> [Exercise requirements]
One figure is the whole answer: the number of lines below that contain the word "JSON".

######

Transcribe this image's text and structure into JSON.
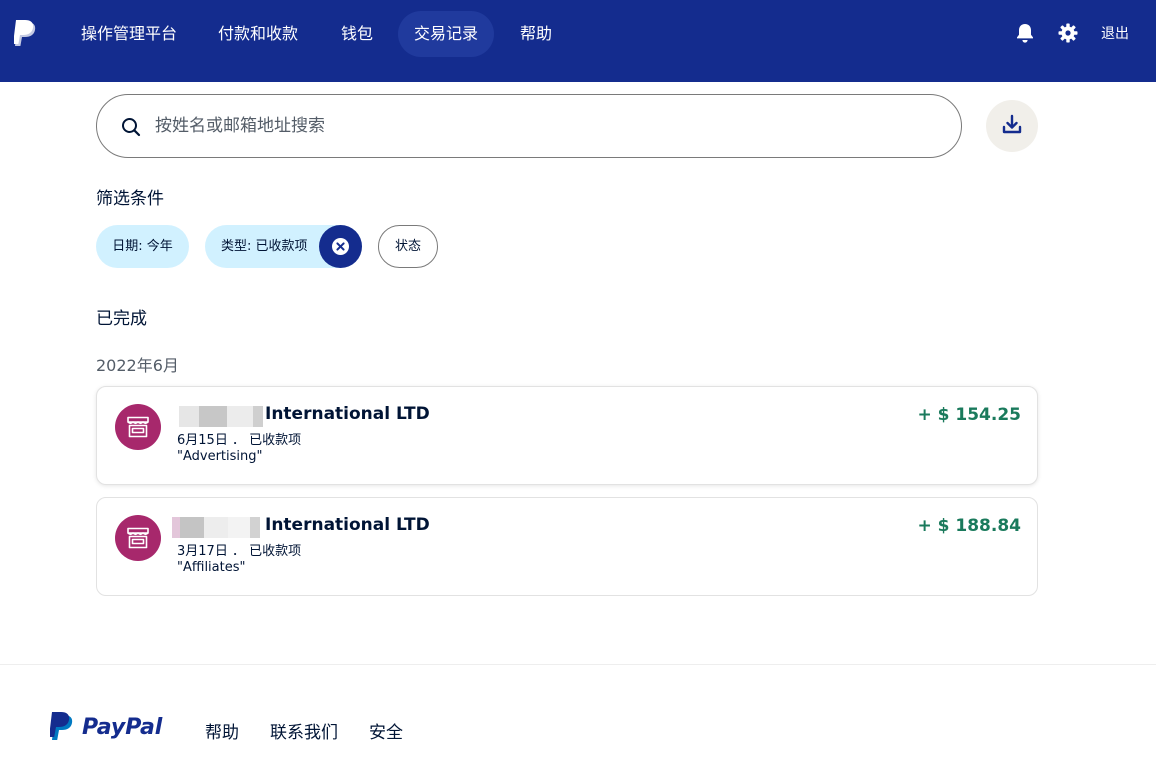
{
  "header": {
    "nav": [
      {
        "label": "操作管理平台"
      },
      {
        "label": "付款和收款"
      },
      {
        "label": "钱包"
      },
      {
        "label": "交易记录"
      },
      {
        "label": "帮助"
      }
    ],
    "active_nav": "交易记录",
    "logout_label": "退出",
    "icons": [
      "paypal-logo-icon",
      "bell-icon",
      "gear-icon"
    ]
  },
  "search": {
    "placeholder": "按姓名或邮箱地址搜索"
  },
  "filters": {
    "title": "筛选条件",
    "chips": [
      {
        "label": "日期: 今年"
      },
      {
        "label": "类型: 已收款项"
      },
      {
        "label": "状态"
      }
    ]
  },
  "section": {
    "title": "已完成",
    "month": "2022年6月"
  },
  "transactions": [
    {
      "name": "International LTD",
      "meta": "6月15日 ． 已收款项",
      "note": "\"Advertising\"",
      "amount": "+ $ 154.25"
    },
    {
      "name": "International LTD",
      "meta": "3月17日 ． 已收款项",
      "note": "\"Affiliates\"",
      "amount": "+ $ 188.84"
    }
  ],
  "footer": {
    "brand": "PayPal",
    "links": [
      {
        "label": "帮助"
      },
      {
        "label": "联系我们"
      },
      {
        "label": "安全"
      }
    ]
  },
  "colors": {
    "header_bg": "#142c8e",
    "chip_bg": "#d1f1ff",
    "amount_positive": "#1a7a5c",
    "avatar_bg": "#a7286c"
  }
}
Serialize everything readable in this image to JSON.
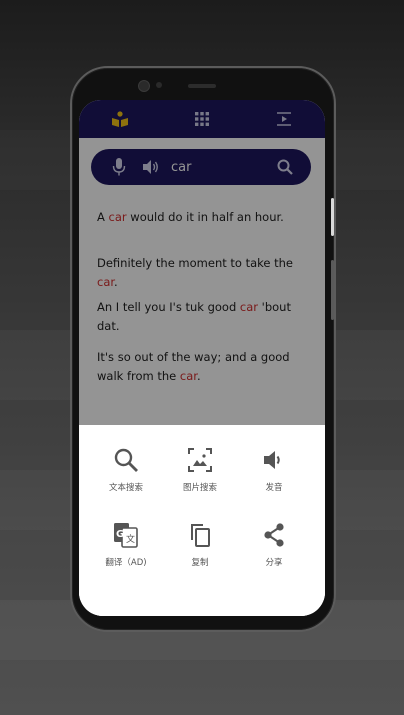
{
  "search": {
    "query": "car",
    "mic_icon": "microphone-icon",
    "speaker_icon": "speaker-icon",
    "search_icon": "search-icon"
  },
  "topbar": {
    "icons": [
      "reader-icon",
      "grid-icon",
      "playlist-icon"
    ]
  },
  "sentences": [
    {
      "pre": "A ",
      "hl": "car",
      "post": " would do it in half an hour."
    },
    {
      "pre": "Definitely the moment to take the ",
      "hl": "car",
      "post": "."
    },
    {
      "pre": "An I tell you I's tuk good ",
      "hl": "car",
      "post": " 'bout dat."
    },
    {
      "pre": "It's so out of the way; and a good walk from the ",
      "hl": "car",
      "post": "."
    }
  ],
  "actions": [
    {
      "label": "文本搜索",
      "icon": "search-icon"
    },
    {
      "label": "图片搜索",
      "icon": "image-search-icon"
    },
    {
      "label": "发音",
      "icon": "volume-icon"
    },
    {
      "label": "翻译（AD)",
      "icon": "translate-icon"
    },
    {
      "label": "复制",
      "icon": "copy-icon"
    },
    {
      "label": "分享",
      "icon": "share-icon"
    }
  ],
  "colors": {
    "accent": "#1e1760",
    "highlight": "#d32f2f",
    "icon_gold": "#f5c518"
  }
}
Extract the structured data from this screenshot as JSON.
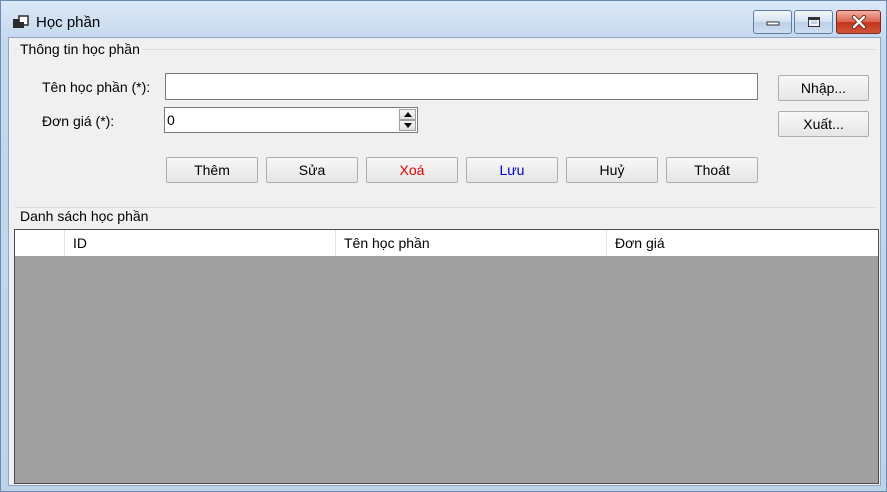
{
  "window": {
    "title": "Học phần",
    "icons": [
      "app-icon",
      "minimize-icon",
      "maximize-icon",
      "close-icon"
    ],
    "close_color": "#c6341d"
  },
  "info_group": {
    "legend": "Thông tin học phần",
    "name_label": "Tên học phần (*):",
    "name_value": "",
    "price_label": "Đơn giá (*):",
    "price_value": "0"
  },
  "side_buttons": {
    "import_label": "Nhập...",
    "export_label": "Xuất..."
  },
  "actions": {
    "add_label": "Thêm",
    "edit_label": "Sửa",
    "delete_label": "Xoá",
    "delete_color": "#e00000",
    "save_label": "Lưu",
    "save_color": "#0000cc",
    "cancel_label": "Huỷ",
    "exit_label": "Thoát"
  },
  "list_group": {
    "legend": "Danh sách học phần",
    "columns": [
      "ID",
      "Tên học phần",
      "Đơn giá"
    ],
    "rows": []
  }
}
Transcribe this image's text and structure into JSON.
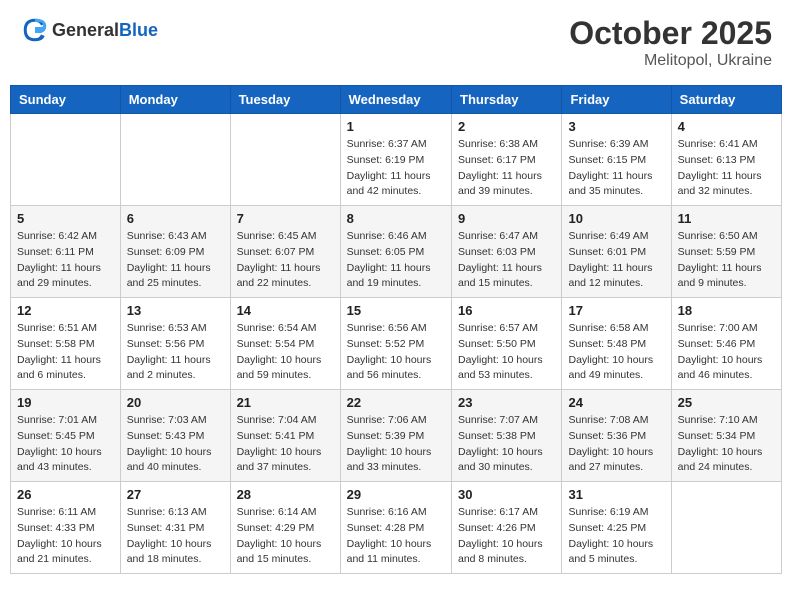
{
  "header": {
    "logo_general": "General",
    "logo_blue": "Blue",
    "month": "October 2025",
    "location": "Melitopol, Ukraine"
  },
  "days_of_week": [
    "Sunday",
    "Monday",
    "Tuesday",
    "Wednesday",
    "Thursday",
    "Friday",
    "Saturday"
  ],
  "weeks": [
    [
      {
        "day": "",
        "info": ""
      },
      {
        "day": "",
        "info": ""
      },
      {
        "day": "",
        "info": ""
      },
      {
        "day": "1",
        "info": "Sunrise: 6:37 AM\nSunset: 6:19 PM\nDaylight: 11 hours\nand 42 minutes."
      },
      {
        "day": "2",
        "info": "Sunrise: 6:38 AM\nSunset: 6:17 PM\nDaylight: 11 hours\nand 39 minutes."
      },
      {
        "day": "3",
        "info": "Sunrise: 6:39 AM\nSunset: 6:15 PM\nDaylight: 11 hours\nand 35 minutes."
      },
      {
        "day": "4",
        "info": "Sunrise: 6:41 AM\nSunset: 6:13 PM\nDaylight: 11 hours\nand 32 minutes."
      }
    ],
    [
      {
        "day": "5",
        "info": "Sunrise: 6:42 AM\nSunset: 6:11 PM\nDaylight: 11 hours\nand 29 minutes."
      },
      {
        "day": "6",
        "info": "Sunrise: 6:43 AM\nSunset: 6:09 PM\nDaylight: 11 hours\nand 25 minutes."
      },
      {
        "day": "7",
        "info": "Sunrise: 6:45 AM\nSunset: 6:07 PM\nDaylight: 11 hours\nand 22 minutes."
      },
      {
        "day": "8",
        "info": "Sunrise: 6:46 AM\nSunset: 6:05 PM\nDaylight: 11 hours\nand 19 minutes."
      },
      {
        "day": "9",
        "info": "Sunrise: 6:47 AM\nSunset: 6:03 PM\nDaylight: 11 hours\nand 15 minutes."
      },
      {
        "day": "10",
        "info": "Sunrise: 6:49 AM\nSunset: 6:01 PM\nDaylight: 11 hours\nand 12 minutes."
      },
      {
        "day": "11",
        "info": "Sunrise: 6:50 AM\nSunset: 5:59 PM\nDaylight: 11 hours\nand 9 minutes."
      }
    ],
    [
      {
        "day": "12",
        "info": "Sunrise: 6:51 AM\nSunset: 5:58 PM\nDaylight: 11 hours\nand 6 minutes."
      },
      {
        "day": "13",
        "info": "Sunrise: 6:53 AM\nSunset: 5:56 PM\nDaylight: 11 hours\nand 2 minutes."
      },
      {
        "day": "14",
        "info": "Sunrise: 6:54 AM\nSunset: 5:54 PM\nDaylight: 10 hours\nand 59 minutes."
      },
      {
        "day": "15",
        "info": "Sunrise: 6:56 AM\nSunset: 5:52 PM\nDaylight: 10 hours\nand 56 minutes."
      },
      {
        "day": "16",
        "info": "Sunrise: 6:57 AM\nSunset: 5:50 PM\nDaylight: 10 hours\nand 53 minutes."
      },
      {
        "day": "17",
        "info": "Sunrise: 6:58 AM\nSunset: 5:48 PM\nDaylight: 10 hours\nand 49 minutes."
      },
      {
        "day": "18",
        "info": "Sunrise: 7:00 AM\nSunset: 5:46 PM\nDaylight: 10 hours\nand 46 minutes."
      }
    ],
    [
      {
        "day": "19",
        "info": "Sunrise: 7:01 AM\nSunset: 5:45 PM\nDaylight: 10 hours\nand 43 minutes."
      },
      {
        "day": "20",
        "info": "Sunrise: 7:03 AM\nSunset: 5:43 PM\nDaylight: 10 hours\nand 40 minutes."
      },
      {
        "day": "21",
        "info": "Sunrise: 7:04 AM\nSunset: 5:41 PM\nDaylight: 10 hours\nand 37 minutes."
      },
      {
        "day": "22",
        "info": "Sunrise: 7:06 AM\nSunset: 5:39 PM\nDaylight: 10 hours\nand 33 minutes."
      },
      {
        "day": "23",
        "info": "Sunrise: 7:07 AM\nSunset: 5:38 PM\nDaylight: 10 hours\nand 30 minutes."
      },
      {
        "day": "24",
        "info": "Sunrise: 7:08 AM\nSunset: 5:36 PM\nDaylight: 10 hours\nand 27 minutes."
      },
      {
        "day": "25",
        "info": "Sunrise: 7:10 AM\nSunset: 5:34 PM\nDaylight: 10 hours\nand 24 minutes."
      }
    ],
    [
      {
        "day": "26",
        "info": "Sunrise: 6:11 AM\nSunset: 4:33 PM\nDaylight: 10 hours\nand 21 minutes."
      },
      {
        "day": "27",
        "info": "Sunrise: 6:13 AM\nSunset: 4:31 PM\nDaylight: 10 hours\nand 18 minutes."
      },
      {
        "day": "28",
        "info": "Sunrise: 6:14 AM\nSunset: 4:29 PM\nDaylight: 10 hours\nand 15 minutes."
      },
      {
        "day": "29",
        "info": "Sunrise: 6:16 AM\nSunset: 4:28 PM\nDaylight: 10 hours\nand 11 minutes."
      },
      {
        "day": "30",
        "info": "Sunrise: 6:17 AM\nSunset: 4:26 PM\nDaylight: 10 hours\nand 8 minutes."
      },
      {
        "day": "31",
        "info": "Sunrise: 6:19 AM\nSunset: 4:25 PM\nDaylight: 10 hours\nand 5 minutes."
      },
      {
        "day": "",
        "info": ""
      }
    ]
  ]
}
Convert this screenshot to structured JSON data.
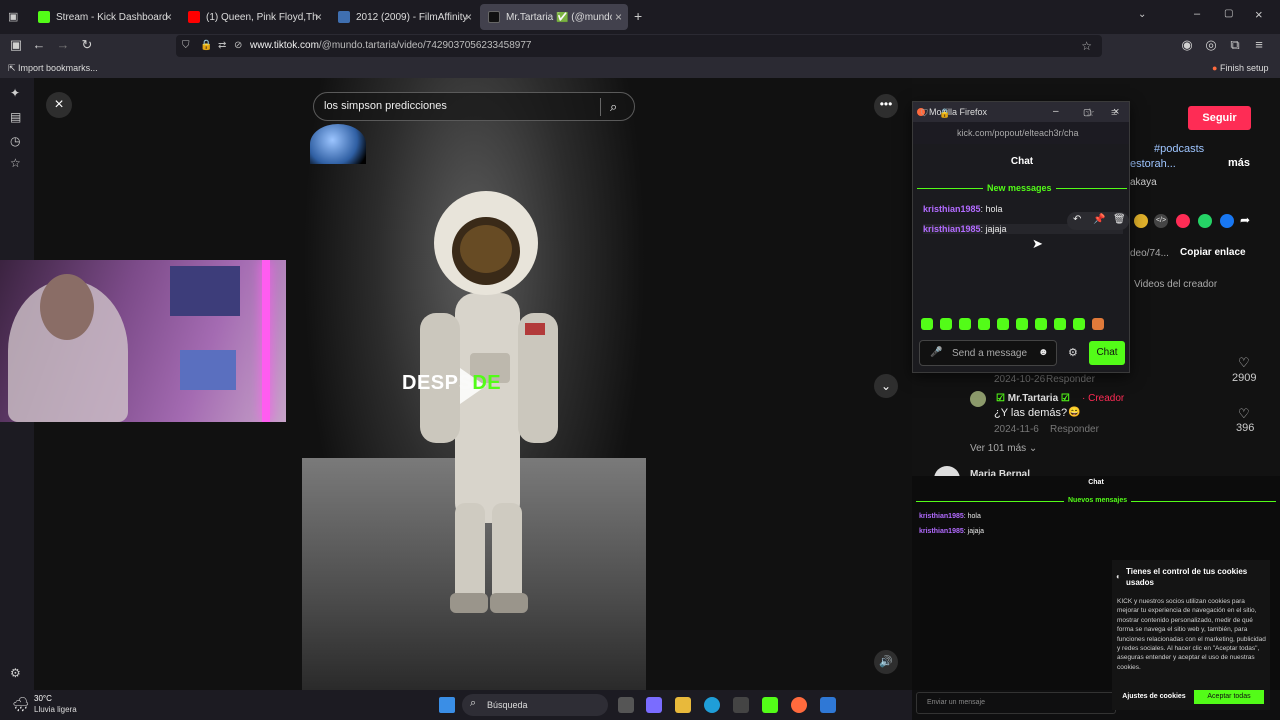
{
  "browser": {
    "tabs": [
      {
        "label": "Stream - Kick Dashboard",
        "color": "#53fc18"
      },
      {
        "label": "(1) Queen, Pink Floyd,The Who...",
        "color": "#ff0000"
      },
      {
        "label": "2012 (2009) - FilmAffinity",
        "color": "#3f6fb0"
      },
      {
        "label": "Mr.Tartaria ✅ (@mundo.ta...",
        "color": "#111111"
      }
    ],
    "url_domain": "www.tiktok.com",
    "url_path": "/@mundo.tartaria/video/7429037056233458977",
    "bookmarks": "Import bookmarks...",
    "finish_setup": "Finish setup"
  },
  "video": {
    "search_text": "los simpson predicciones",
    "overlay_white": "DESP",
    "overlay_green": "DE",
    "overlay_mid": "S"
  },
  "tiktok": {
    "follow": "Seguir",
    "hashtag": "#podcasts",
    "partial1": "estorah...",
    "more": "más",
    "partial2": "akaya",
    "copy_link": "Copiar enlace",
    "link_partial": "deo/74...",
    "creator_videos": "Videos del creador",
    "c1_date": "2024-10-26",
    "c1_reply": "Responder",
    "c1_likes": "2909",
    "c2_user": "Mr.Tartaria",
    "c2_badge": "· Creador",
    "c2_text": "¿Y las demás?",
    "c2_date": "2024-11-6",
    "c2_reply": "Responder",
    "c2_likes": "396",
    "more_replies": "Ver 101 más",
    "c3_user": "Maria Bernal"
  },
  "popup": {
    "title": "Mozilla Firefox",
    "url": "kick.com/popout/elteach3r/cha",
    "header": "Chat",
    "new_messages": "New messages",
    "messages": [
      {
        "user": "kristhian1985",
        "text": ": hola"
      },
      {
        "user": "kristhian1985",
        "text": ": jajaja"
      }
    ],
    "input_placeholder": "Send a message",
    "send": "Chat"
  },
  "kick_chat": {
    "header": "Chat",
    "new_messages": "Nuevos mensajes",
    "messages": [
      {
        "user": "kristhian1985",
        "text": ": hola"
      },
      {
        "user": "kristhian1985",
        "text": ": jajaja"
      }
    ],
    "input_placeholder": "Enviar un mensaje"
  },
  "cookies": {
    "title": "Tienes el control de tus cookies usados",
    "body": "KICK y nuestros socios utilizan cookies para mejorar tu experiencia de navegación en el sitio, mostrar contenido personalizado, medir de qué forma se navega el sitio web y, también, para funciones relacionadas con el marketing, publicidad y redes sociales. Al hacer clic en \"Aceptar todas\", aseguras entender y aceptar el uso de nuestras cookies.",
    "settings": "Ajustes de cookies",
    "accept": "Aceptar todas"
  },
  "taskbar": {
    "weather_temp": "30°C",
    "weather_desc": "Lluvia ligera",
    "search": "Búsqueda"
  },
  "colors": {
    "kick_green": "#53fc18",
    "tiktok_red": "#fe2c55",
    "username_purple": "#b26bff"
  }
}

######

> [Task response]
5